Trust, Reciprocity, and Social History: A Re-examination
Andreas Ortmann (),
John Fitzgerald () and
Experimental Economics, 2000, vol. 3, issue 1, 81-100
Berg et al. (Games and Economic Behavior, 10, pp. 122–142, 1995) study trust and reciprocity in an investment setting. They find significant amounts of trust and reciprocity and conclude that trust is a guiding behavioral instinct (a “primitive” in their terminology). We modify the way information is presented to participants and, through a questionnaire, prompt strategic reasoning. To our surprise, none of our various treatments led to a reduction in the amount invested. Previously reported experimental results to the contrary did not survive replication. Our results suggest that those by Berg, Dickhaut, and McCabe are rather robust to changes in information presentation and strategic reasoning prompts. We discuss the implications of these findings. Copyright Kluwer Academic Publishers 2000
Keywords: experimental economics; trust; reciprocity; information presentation; prompting strategic reasoning; experimental design; experimental implementation (search for similar items in EconPapers)
References: View references in EconPapers View complete reference list from CitEc
Citations: View citations in EconPapers (60) Track citations by RSS feed
Downloads: (external link)
Access to full text is restricted to subscribers.
This item may be available elsewhere in EconPapers: Search for items with the same title.
Export reference: BibTeX
RIS (EndNote, ProCite, RefMan)
Persistent link: https://EconPapers.repec.org/RePEc:kap:expeco:v:3:y:2000:i:1:p:81-100
Ordering information: This journal article can be ordered from
http://www.springer. ... ry/journal/10683/PS2
Access Statistics for this article
Experimental Economics is currently edited by David J. Cooper, Lata Gangadharan and Charles N. Noussair
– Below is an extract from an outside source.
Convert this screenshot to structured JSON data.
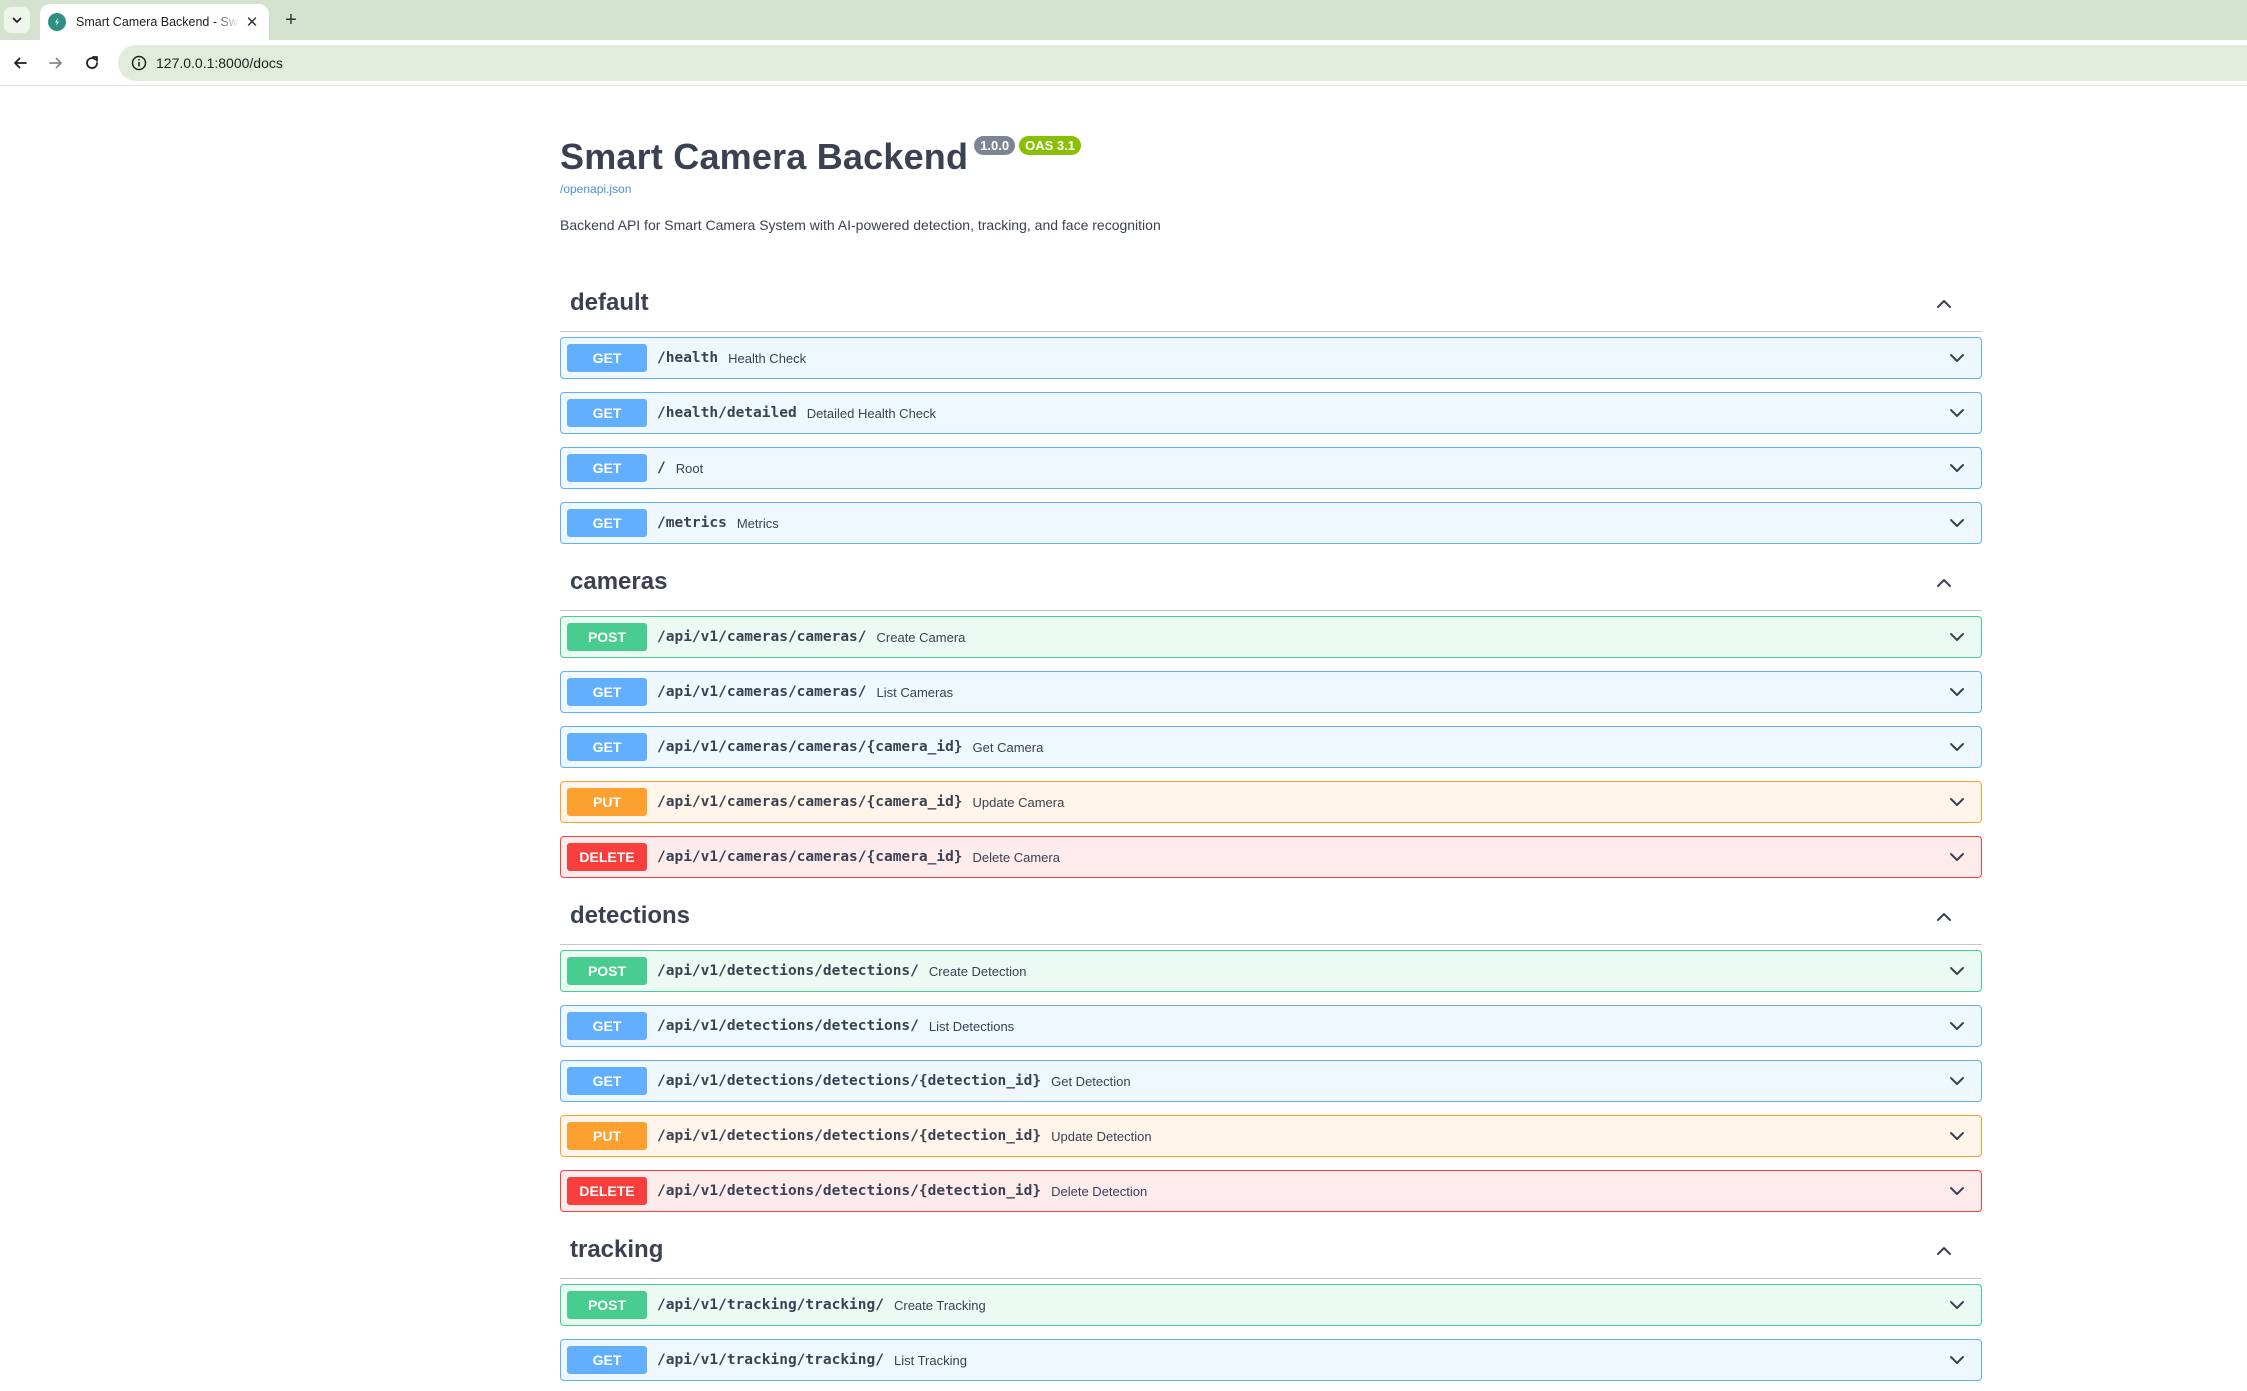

More articles in Experimental Economics from Springer, Economic Science Association Contact information at EDIRC.
Bibliographic data for series maintained by Sonal Shukla ().